The main use case difference between the guard statement and a regular if statement is in the code readability. Sometimes using an if statement can make things a bit too complicated.

For example, if a condition needs to be met for the rest of the code to make sense, you can use a guard statement.

If you used an if statement instead, you would need to put the rest of the code inside an if statement. Do this multiple times and you end up with a nested pyramid of doom.

For instance, let’s check if three optional values are not nil using if-let statements:

var a: String? = "This "
var b: String? = "is "
var c: String? = "test "

func printOptionals() {
    if let a = a {
        if let b = b {
            if let c = c {
                print(a + b + c)
            }
        }
    }
}

printOptionals()

This piece of code looks terrible.

To fix this, let’s use the guard statement instead:

var a: String? = "This "
var b: String? = "is "
var c: String? = "test "

func printOptionals() {
    guard let a = a else { return }
    guard let b = b else { return }
    guard let c = c else { return }
    print(a + b + c)
}

printOptionals()

Although both pieces of code work the same way, the latter one is way more manageable. This is because it is one-dimensional and readable.

Tip of the day: Start with an if statement. When everything is working, refactor the code to use the guard where needed.

Benefits of the Guard Statement in Swift

Using the guard can help you make your code more readable and maintainable.

Here is a bunch of reasons why it sometimes makes sense to use the guard:

  • The code intent becomes clear. You can tell the guard directly what you want instead of what you do not want.
  • Trap invalid arguments passed into the function.
  • Unwrap optionals with the guard and make the unwrapped values usable.
  • Save lines of code.

Conclusion

Today you learned how to use the guard statement in Swift.

To recap, you can use the guard statement to run code if a condition does not hold.

guard condition else {
    // statements
    // return, break, continue, or throw
}

The guard statement is similar to an if statement.

The guard statement solves the code readability issues that are present in some particular situations. In other words, a piece of code could be written in a cleaner way with the help of the guard.

A common use case for the guard to unwrap optional values and to use those values right away.

guard let myName = name else {
    print("Name is not defined")
    return
}

The guard statement is used to transfer the control flow out of the current scope.

You need to use one of the four control flow statements (return, continue, break, throw) to do this.

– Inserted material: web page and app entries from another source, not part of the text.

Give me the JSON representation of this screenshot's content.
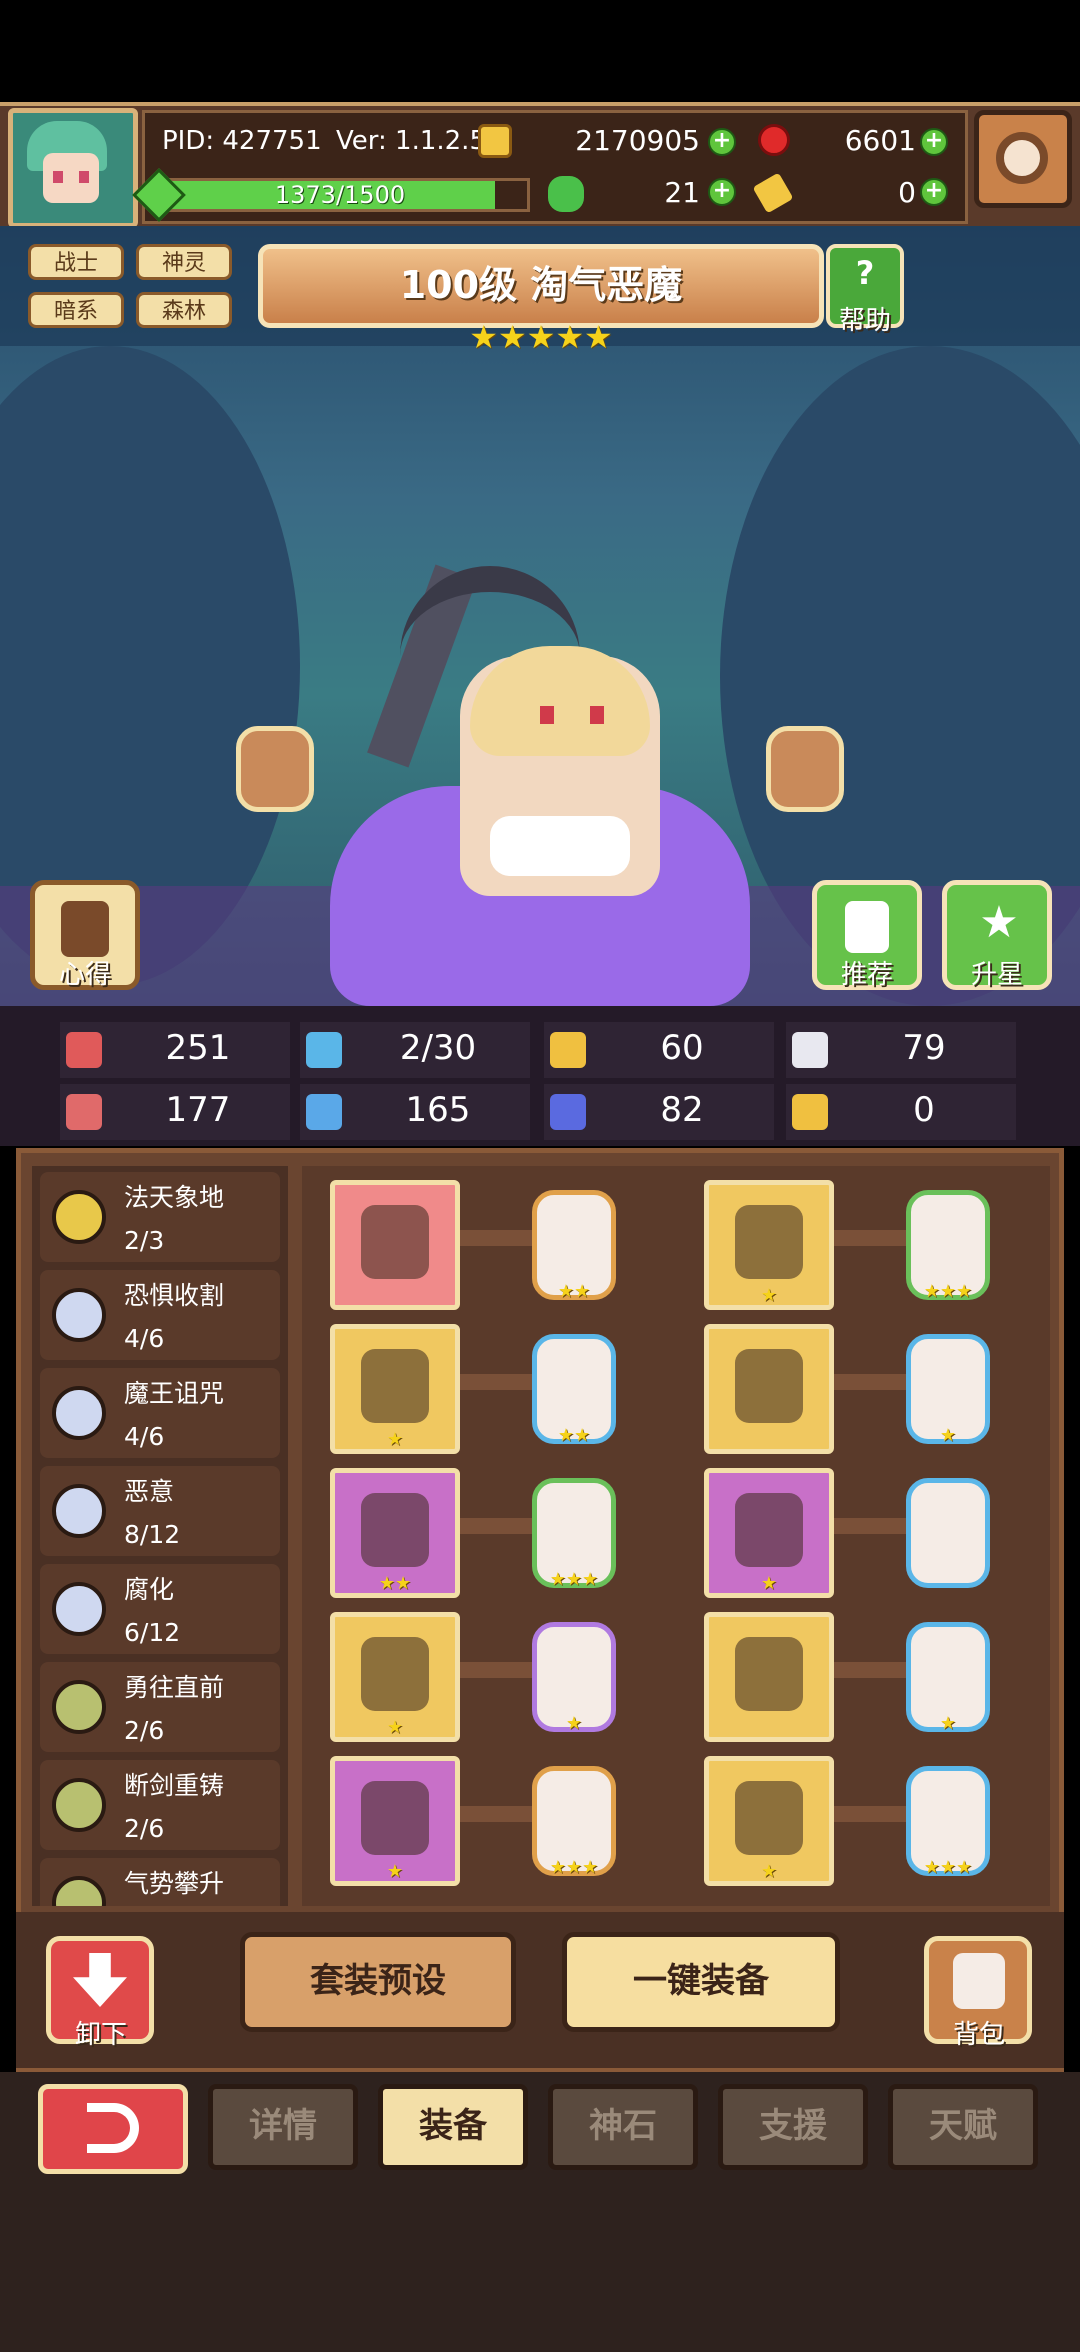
{
  "hud": {
    "pid": "PID: 427751",
    "version": "Ver: 1.1.2.5",
    "gold": "2170905",
    "gems": "6601",
    "xp": "1373/1500",
    "xp_fraction": 0.915,
    "clovers": "21",
    "keys": "0"
  },
  "character": {
    "tags": [
      "战士",
      "神灵",
      "暗系",
      "森林"
    ],
    "title": "100级 淘气恶魔",
    "stars": "★★★★★",
    "help_label": "帮助",
    "left_btn_label": "心得",
    "recommend_label": "推荐",
    "starup_label": "升星"
  },
  "stats": [
    {
      "icon": "heart-icon",
      "value": "251",
      "color": "#e05a5a"
    },
    {
      "icon": "drop-icon",
      "value": "2/30",
      "color": "#5ab6e8"
    },
    {
      "icon": "shield-icon",
      "value": "60",
      "color": "#f0c040"
    },
    {
      "icon": "wing-icon",
      "value": "79",
      "color": "#e8e8f0"
    },
    {
      "icon": "fist-icon",
      "value": "177",
      "color": "#e06a6a"
    },
    {
      "icon": "book-icon",
      "value": "165",
      "color": "#5aa8e8"
    },
    {
      "icon": "boot-icon",
      "value": "82",
      "color": "#5a6ae0"
    },
    {
      "icon": "horseshoe-icon",
      "value": "0",
      "color": "#f0c040"
    }
  ],
  "sets": [
    {
      "name": "法天象地",
      "count": "2/3",
      "color": "#e8c84a"
    },
    {
      "name": "恐惧收割",
      "count": "4/6",
      "color": "#cfd8f0"
    },
    {
      "name": "魔王诅咒",
      "count": "4/6",
      "color": "#cfd8f0"
    },
    {
      "name": "恶意",
      "count": "8/12",
      "color": "#cfd8f0"
    },
    {
      "name": "腐化",
      "count": "6/12",
      "color": "#cfd8f0"
    },
    {
      "name": "勇往直前",
      "count": "2/6",
      "color": "#b8c070"
    },
    {
      "name": "断剑重铸",
      "count": "2/6",
      "color": "#b8c070"
    },
    {
      "name": "气势攀升",
      "count": "",
      "color": "#b8c070"
    }
  ],
  "equipment": [
    {
      "item_icon": "staff-icon",
      "item_bg": "#f08a8a",
      "item_stars": "",
      "rune_stars": "★★",
      "rune_border": "#e0a04a"
    },
    {
      "item_icon": "helmet-icon",
      "item_bg": "#f0c860",
      "item_stars": "★",
      "rune_stars": "★★★",
      "rune_border": "#6ac05a"
    },
    {
      "item_icon": "armor-icon",
      "item_bg": "#f0c860",
      "item_stars": "★",
      "rune_stars": "★★",
      "rune_border": "#5ab6e8"
    },
    {
      "item_icon": "chest-icon",
      "item_bg": "#f0c860",
      "item_stars": "",
      "rune_stars": "★",
      "rune_border": "#5ab6e8"
    },
    {
      "item_icon": "necklace-icon",
      "item_bg": "#c870c8",
      "item_stars": "★★",
      "rune_stars": "★★★",
      "rune_border": "#6ac05a"
    },
    {
      "item_icon": "glove-icon",
      "item_bg": "#c870c8",
      "item_stars": "★",
      "rune_stars": "",
      "rune_border": "#5ab6e8"
    },
    {
      "item_icon": "ore-icon",
      "item_bg": "#f0c860",
      "item_stars": "★",
      "rune_stars": "★",
      "rune_border": "#b07ae0"
    },
    {
      "item_icon": "bowl-icon",
      "item_bg": "#f0c860",
      "item_stars": "",
      "rune_stars": "★",
      "rune_border": "#5ab6e8"
    },
    {
      "item_icon": "ring-icon",
      "item_bg": "#c870c8",
      "item_stars": "★",
      "rune_stars": "★★★",
      "rune_border": "#e0a04a"
    },
    {
      "item_icon": "boots-icon",
      "item_bg": "#f0c860",
      "item_stars": "★",
      "rune_stars": "★★★",
      "rune_border": "#5ab6e8"
    }
  ],
  "actions": {
    "unequip_label": "卸下",
    "preset_label": "套装预设",
    "auto_equip_label": "一键装备",
    "bag_label": "背包"
  },
  "nav": {
    "tabs": [
      "详情",
      "装备",
      "神石",
      "支援",
      "天赋"
    ],
    "active": "装备"
  }
}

For example, you can use the guard in a function to validate values before running code.

Thanks for reading. I hope you learned something new today.

Happy coding!

Further Reading

50 Swift Interview Questions